§ Problem to solve: Print all of the entries exactly, minus the pictures.

§ Data listing:
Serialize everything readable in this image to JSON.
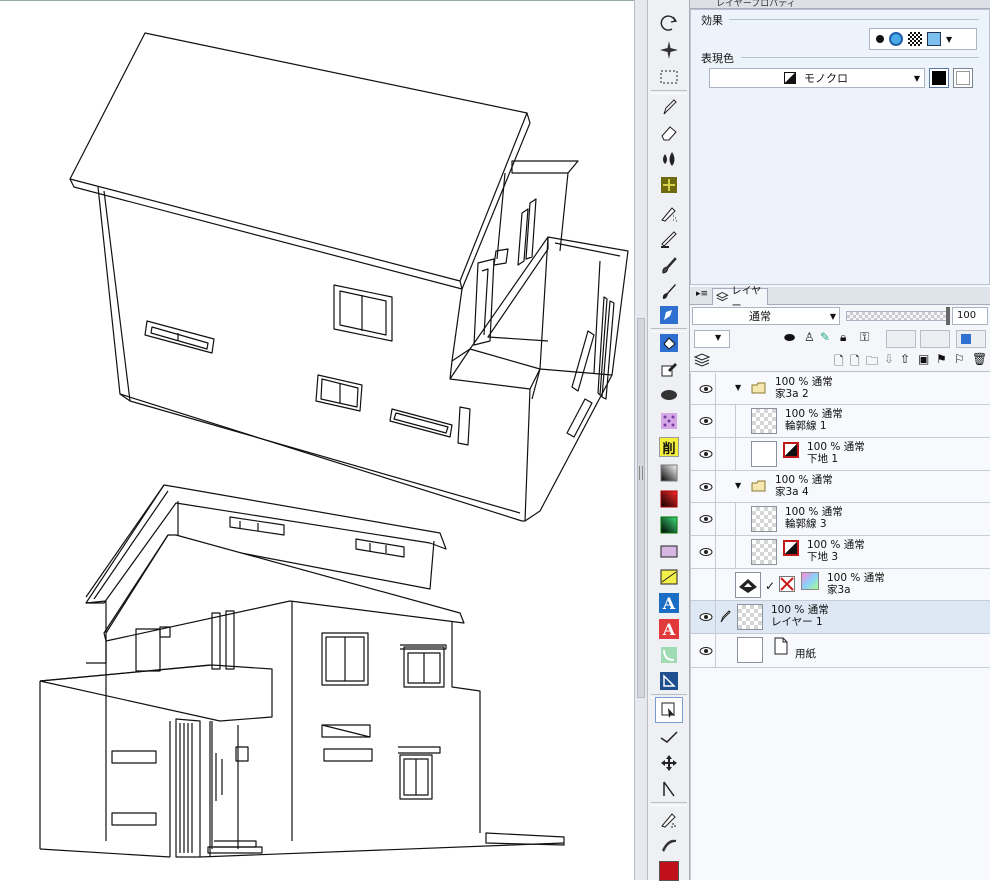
{
  "panel_tabs": {
    "property_title": "レイヤープロパティ",
    "layer_title": "レイヤー"
  },
  "property": {
    "effect_label": "効果",
    "expression_label": "表現色",
    "expression_value": "モノクロ"
  },
  "layer_panel": {
    "blend_mode": "通常",
    "opacity": "100"
  },
  "layers": [
    {
      "opacity": "100 %",
      "mode": "通常",
      "name": "家3a 2",
      "kind": "folder",
      "visible": true
    },
    {
      "opacity": "100 %",
      "mode": "通常",
      "name": "輪郭線 1",
      "kind": "raster",
      "visible": true
    },
    {
      "opacity": "100 %",
      "mode": "通常",
      "name": "下地 1",
      "kind": "mono",
      "visible": true
    },
    {
      "opacity": "100 %",
      "mode": "通常",
      "name": "家3a 4",
      "kind": "folder",
      "visible": true
    },
    {
      "opacity": "100 %",
      "mode": "通常",
      "name": "輪郭線 3",
      "kind": "raster",
      "visible": true
    },
    {
      "opacity": "100 %",
      "mode": "通常",
      "name": "下地 3",
      "kind": "mono",
      "visible": true
    },
    {
      "opacity": "100 %",
      "mode": "通常",
      "name": "家3a",
      "kind": "3d",
      "visible": false
    },
    {
      "opacity": "100 %",
      "mode": "通常",
      "name": "レイヤー 1",
      "kind": "raster",
      "visible": true,
      "selected": true
    },
    {
      "opacity": "",
      "mode": "",
      "name": "用紙",
      "kind": "paper",
      "visible": true
    }
  ],
  "tools": [
    "rotate-icon",
    "sparkle-icon",
    "selection-icon",
    "pen-icon",
    "eraser-icon",
    "drops-icon",
    "decoration-icon",
    "airbrush-icon",
    "blend-icon",
    "brush-icon",
    "fill-pen-icon",
    "pen-tool-icon",
    "bucket-icon",
    "eyedropper-icon",
    "lasso-fill-icon",
    "pattern-icon",
    "delete-icon",
    "gradient-icon",
    "gradient-red-icon",
    "gradient-green-icon",
    "frame-icon",
    "ruler-icon",
    "text-blue-icon",
    "text-red-icon",
    "balloon-icon",
    "triangle-ruler-icon",
    "object-icon",
    "line-correct-icon",
    "move-icon",
    "transform-icon",
    "smudge-icon",
    "stroke-icon",
    "color-icon"
  ],
  "labels": {
    "delete_tool": "削",
    "text_tool": "A"
  },
  "colors": {
    "main_color": "#c0101c",
    "accent": "#2e6fd0",
    "selection_bg": "#dde8f4"
  }
}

§ Answer for this exercise:
Serialize everything readable in this image to JSON.
{
  "panel_tabs": {
    "property_title": "レイヤープロパティ",
    "layer_title": "レイヤー"
  },
  "property": {
    "effect_label": "効果",
    "expression_label": "表現色",
    "expression_value": "モノクロ"
  },
  "layer_panel": {
    "blend_mode": "通常",
    "opacity": "100"
  },
  "layers": [
    {
      "opacity": "100 %",
      "mode": "通常",
      "name": "家3a 2",
      "kind": "folder",
      "visible": true
    },
    {
      "opacity": "100 %",
      "mode": "通常",
      "name": "輪郭線 1",
      "kind": "raster",
      "visible": true
    },
    {
      "opacity": "100 %",
      "mode": "通常",
      "name": "下地 1",
      "kind": "mono",
      "visible": true
    },
    {
      "opacity": "100 %",
      "mode": "通常",
      "name": "家3a 4",
      "kind": "folder",
      "visible": true
    },
    {
      "opacity": "100 %",
      "mode": "通常",
      "name": "輪郭線 3",
      "kind": "raster",
      "visible": true
    },
    {
      "opacity": "100 %",
      "mode": "通常",
      "name": "下地 3",
      "kind": "mono",
      "visible": true
    },
    {
      "opacity": "100 %",
      "mode": "通常",
      "name": "家3a",
      "kind": "3d",
      "visible": false
    },
    {
      "opacity": "100 %",
      "mode": "通常",
      "name": "レイヤー 1",
      "kind": "raster",
      "visible": true,
      "selected": true
    },
    {
      "opacity": "",
      "mode": "",
      "name": "用紙",
      "kind": "paper",
      "visible": true
    }
  ],
  "tools": [
    "rotate-icon",
    "sparkle-icon",
    "selection-icon",
    "pen-icon",
    "eraser-icon",
    "drops-icon",
    "decoration-icon",
    "airbrush-icon",
    "blend-icon",
    "brush-icon",
    "fill-pen-icon",
    "pen-tool-icon",
    "bucket-icon",
    "eyedropper-icon",
    "lasso-fill-icon",
    "pattern-icon",
    "delete-icon",
    "gradient-icon",
    "gradient-red-icon",
    "gradient-green-icon",
    "frame-icon",
    "ruler-icon",
    "text-blue-icon",
    "text-red-icon",
    "balloon-icon",
    "triangle-ruler-icon",
    "object-icon",
    "line-correct-icon",
    "move-icon",
    "transform-icon",
    "smudge-icon",
    "stroke-icon",
    "color-icon"
  ],
  "labels": {
    "delete_tool": "削",
    "text_tool": "A"
  },
  "colors": {
    "main_color": "#c0101c",
    "accent": "#2e6fd0",
    "selection_bg": "#dde8f4"
  }
}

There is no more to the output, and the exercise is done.